(Collected data)
- Opening Delimiter -
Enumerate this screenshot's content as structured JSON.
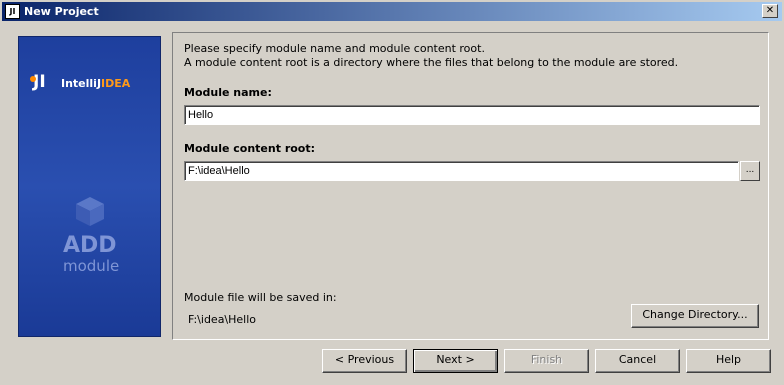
{
  "window": {
    "title": "New Project",
    "icon_label": "JI",
    "close_glyph": "✕"
  },
  "sidebar": {
    "logo_mark": "JI",
    "logo_brand": "IntelliJ",
    "logo_brand_accent": "IDEA",
    "big_word": "ADD",
    "sub_word": "module",
    "cube_icon": "cube-icon",
    "colors": {
      "panel": "#2a4fb0",
      "accent": "#ff9a1a",
      "faded_text": "#7f95d6"
    }
  },
  "content": {
    "description_line1": "Please specify module name and module content root.",
    "description_line2": "A module content root is a directory where the files that belong to the module are stored.",
    "module_name_label": "Module name:",
    "module_name_value": "Hello",
    "content_root_label": "Module content root:",
    "content_root_value": "F:\\idea\\Hello",
    "browse_label": "...",
    "saved_in_label": "Module file will be saved in:",
    "saved_in_value": "F:\\idea\\Hello",
    "change_directory_label": "Change Directory..."
  },
  "buttons": {
    "previous": "< Previous",
    "next": "Next >",
    "finish": "Finish",
    "cancel": "Cancel",
    "help": "Help"
  }
}
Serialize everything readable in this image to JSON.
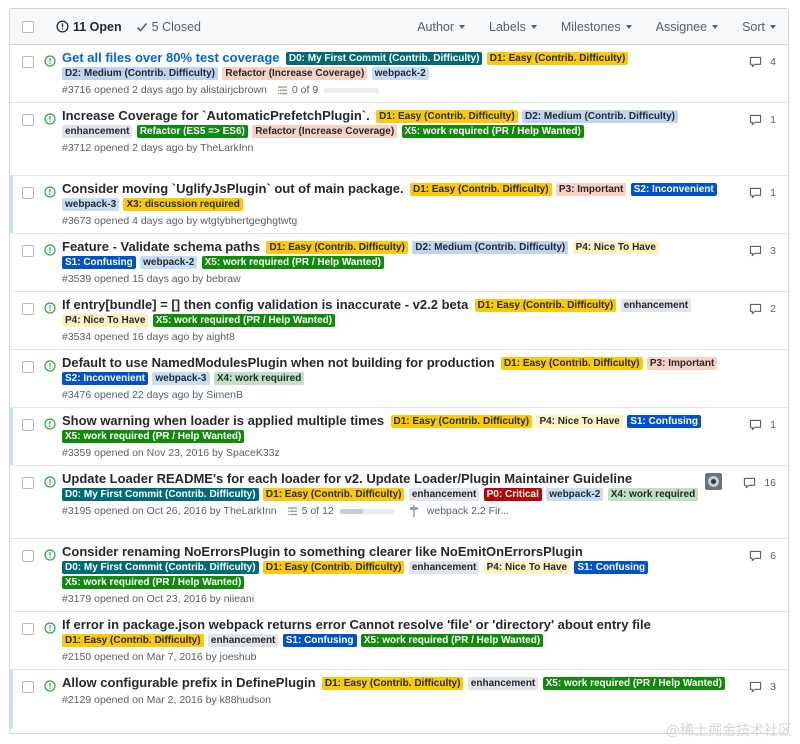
{
  "header": {
    "open_count": "11 Open",
    "closed_count": "5 Closed",
    "filters": [
      "Author",
      "Labels",
      "Milestones",
      "Assignee",
      "Sort"
    ]
  },
  "issues": [
    {
      "title": "Get all files over 80% test coverage",
      "highlight_title": true,
      "labels": [
        {
          "name": "D0: My First Commit (Contrib. Difficulty)",
          "bg": "#006b75",
          "fg": "#ffffff"
        },
        {
          "name": "D1: Easy (Contrib. Difficulty)",
          "bg": "#fbca04",
          "fg": "#24292e"
        },
        {
          "name": "D2: Medium (Contrib. Difficulty)",
          "bg": "#bfd4f2",
          "fg": "#24292e"
        },
        {
          "name": "Refactor (Increase Coverage)",
          "bg": "#f9d0c4",
          "fg": "#24292e"
        },
        {
          "name": "webpack-2",
          "bg": "#c5def5",
          "fg": "#24292e"
        }
      ],
      "meta": "#3716 opened 2 days ago by alistairjcbrown",
      "progress_text": "0 of 9",
      "progress": 0.0,
      "comments": "4",
      "row_highlight": false
    },
    {
      "title": "Increase Coverage for `AutomaticPrefetchPlugin`.",
      "labels": [
        {
          "name": "D1: Easy (Contrib. Difficulty)",
          "bg": "#fbca04",
          "fg": "#24292e"
        },
        {
          "name": "D2: Medium (Contrib. Difficulty)",
          "bg": "#bfd4f2",
          "fg": "#24292e"
        },
        {
          "name": "enhancement",
          "bg": "#e1e4e8",
          "fg": "#24292e"
        },
        {
          "name": "Refactor (ES5 => ES6)",
          "bg": "#0e8a16",
          "fg": "#ffffff"
        },
        {
          "name": "Refactor (Increase Coverage)",
          "bg": "#f9d0c4",
          "fg": "#24292e"
        },
        {
          "name": "X5: work required (PR / Help Wanted)",
          "bg": "#128a0c",
          "fg": "#ffffff"
        }
      ],
      "meta": "#3712 opened 2 days ago by TheLarkInn",
      "comments": "1",
      "row_highlight": false
    },
    {
      "title": "Consider moving `UglifyJsPlugin` out of main package.",
      "labels": [
        {
          "name": "D1: Easy (Contrib. Difficulty)",
          "bg": "#fbca04",
          "fg": "#24292e"
        },
        {
          "name": "P3: Important",
          "bg": "#f9d0c4",
          "fg": "#24292e"
        },
        {
          "name": "S2: Inconvenient",
          "bg": "#0052cc",
          "fg": "#ffffff"
        },
        {
          "name": "webpack-3",
          "bg": "#c5def5",
          "fg": "#24292e"
        },
        {
          "name": "X3: discussion required",
          "bg": "#fbca04",
          "fg": "#24292e"
        }
      ],
      "meta": "#3673 opened 4 days ago by wtgtybhertgeghgtwtg",
      "comments": "1",
      "row_highlight": true
    },
    {
      "title": "Feature - Validate schema paths",
      "labels": [
        {
          "name": "D1: Easy (Contrib. Difficulty)",
          "bg": "#fbca04",
          "fg": "#24292e"
        },
        {
          "name": "D2: Medium (Contrib. Difficulty)",
          "bg": "#bfd4f2",
          "fg": "#24292e"
        },
        {
          "name": "P4: Nice To Have",
          "bg": "#fef2c0",
          "fg": "#24292e"
        },
        {
          "name": "S1: Confusing",
          "bg": "#0052cc",
          "fg": "#ffffff"
        },
        {
          "name": "webpack-2",
          "bg": "#c5def5",
          "fg": "#24292e"
        },
        {
          "name": "X5: work required (PR / Help Wanted)",
          "bg": "#128a0c",
          "fg": "#ffffff"
        }
      ],
      "meta": "#3539 opened 15 days ago by bebraw",
      "comments": "3",
      "row_highlight": false
    },
    {
      "title": "If entry[bundle] = [] then config validation is inaccurate - v2.2 beta",
      "labels": [
        {
          "name": "D1: Easy (Contrib. Difficulty)",
          "bg": "#fbca04",
          "fg": "#24292e"
        },
        {
          "name": "enhancement",
          "bg": "#e1e4e8",
          "fg": "#24292e"
        },
        {
          "name": "P4: Nice To Have",
          "bg": "#fef2c0",
          "fg": "#24292e"
        },
        {
          "name": "X5: work required (PR / Help Wanted)",
          "bg": "#128a0c",
          "fg": "#ffffff"
        }
      ],
      "meta": "#3534 opened 16 days ago by aight8",
      "comments": "2",
      "row_highlight": false
    },
    {
      "title": "Default to use NamedModulesPlugin when not building for production",
      "labels": [
        {
          "name": "D1: Easy (Contrib. Difficulty)",
          "bg": "#fbca04",
          "fg": "#24292e"
        },
        {
          "name": "P3: Important",
          "bg": "#f9d0c4",
          "fg": "#24292e"
        },
        {
          "name": "S2: Inconvenient",
          "bg": "#0052cc",
          "fg": "#ffffff"
        },
        {
          "name": "webpack-3",
          "bg": "#c5def5",
          "fg": "#24292e"
        },
        {
          "name": "X4: work required",
          "bg": "#c2e0c6",
          "fg": "#24292e"
        }
      ],
      "meta": "#3476 opened 22 days ago by SimenB",
      "comments": "",
      "row_highlight": false
    },
    {
      "title": "Show warning when loader is applied multiple times",
      "labels": [
        {
          "name": "D1: Easy (Contrib. Difficulty)",
          "bg": "#fbca04",
          "fg": "#24292e"
        },
        {
          "name": "P4: Nice To Have",
          "bg": "#fef2c0",
          "fg": "#24292e"
        },
        {
          "name": "S1: Confusing",
          "bg": "#0052cc",
          "fg": "#ffffff"
        },
        {
          "name": "X5: work required (PR / Help Wanted)",
          "bg": "#128a0c",
          "fg": "#ffffff"
        }
      ],
      "meta": "#3359 opened on Nov 23, 2016 by SpaceK33z",
      "comments": "1",
      "row_highlight": true
    },
    {
      "title": "Update Loader README's for each loader for v2. Update Loader/Plugin Maintainer Guideline",
      "labels": [
        {
          "name": "D0: My First Commit (Contrib. Difficulty)",
          "bg": "#006b75",
          "fg": "#ffffff"
        },
        {
          "name": "D1: Easy (Contrib. Difficulty)",
          "bg": "#fbca04",
          "fg": "#24292e"
        },
        {
          "name": "enhancement",
          "bg": "#e1e4e8",
          "fg": "#24292e"
        },
        {
          "name": "P0: Critical",
          "bg": "#b60205",
          "fg": "#ffffff"
        },
        {
          "name": "webpack-2",
          "bg": "#c5def5",
          "fg": "#24292e"
        },
        {
          "name": "X4: work required",
          "bg": "#c2e0c6",
          "fg": "#24292e"
        }
      ],
      "meta": "#3195 opened on Oct 26, 2016 by TheLarkInn",
      "progress_text": "5 of 12",
      "progress": 0.42,
      "milestone": "webpack 2.2 Fir...",
      "comments": "16",
      "has_avatar": true,
      "row_highlight": false
    },
    {
      "title": "Consider renaming NoErrorsPlugin to something clearer like NoEmitOnErrorsPlugin",
      "labels": [
        {
          "name": "D0: My First Commit (Contrib. Difficulty)",
          "bg": "#006b75",
          "fg": "#ffffff"
        },
        {
          "name": "D1: Easy (Contrib. Difficulty)",
          "bg": "#fbca04",
          "fg": "#24292e"
        },
        {
          "name": "enhancement",
          "bg": "#e1e4e8",
          "fg": "#24292e"
        },
        {
          "name": "P4: Nice To Have",
          "bg": "#fef2c0",
          "fg": "#24292e"
        },
        {
          "name": "S1: Confusing",
          "bg": "#0052cc",
          "fg": "#ffffff"
        },
        {
          "name": "X5: work required (PR / Help Wanted)",
          "bg": "#128a0c",
          "fg": "#ffffff"
        }
      ],
      "meta": "#3179 opened on Oct 23, 2016 by niieani",
      "comments": "6",
      "row_highlight": false
    },
    {
      "title": "If error in package.json webpack returns error Cannot resolve 'file' or 'directory' about entry file",
      "labels": [
        {
          "name": "D1: Easy (Contrib. Difficulty)",
          "bg": "#fbca04",
          "fg": "#24292e"
        },
        {
          "name": "enhancement",
          "bg": "#e1e4e8",
          "fg": "#24292e"
        },
        {
          "name": "S1: Confusing",
          "bg": "#0052cc",
          "fg": "#ffffff"
        },
        {
          "name": "X5: work required (PR / Help Wanted)",
          "bg": "#128a0c",
          "fg": "#ffffff"
        }
      ],
      "meta": "#2150 opened on Mar 7, 2016 by joeshub",
      "comments": "",
      "row_highlight": false
    },
    {
      "title": "Allow configurable prefix in DefinePlugin",
      "labels": [
        {
          "name": "D1: Easy (Contrib. Difficulty)",
          "bg": "#fbca04",
          "fg": "#24292e"
        },
        {
          "name": "enhancement",
          "bg": "#e1e4e8",
          "fg": "#24292e"
        },
        {
          "name": "X5: work required (PR / Help Wanted)",
          "bg": "#128a0c",
          "fg": "#ffffff"
        }
      ],
      "meta": "#2129 opened on Mar 2, 2016 by k88hudson",
      "comments": "3",
      "row_highlight": true
    }
  ],
  "watermark": "@稀土掘金技术社区",
  "icons": {
    "open": "issue-opened-icon",
    "closed": "check-icon",
    "comment": "comment-icon",
    "tasks": "tasklist-icon",
    "milestone": "milestone-icon"
  },
  "colors": {
    "open_green": "#28a745",
    "link_blue": "#0366d6",
    "row_highlight": "#c8e1ff"
  }
}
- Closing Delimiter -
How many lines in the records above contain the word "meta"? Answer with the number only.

11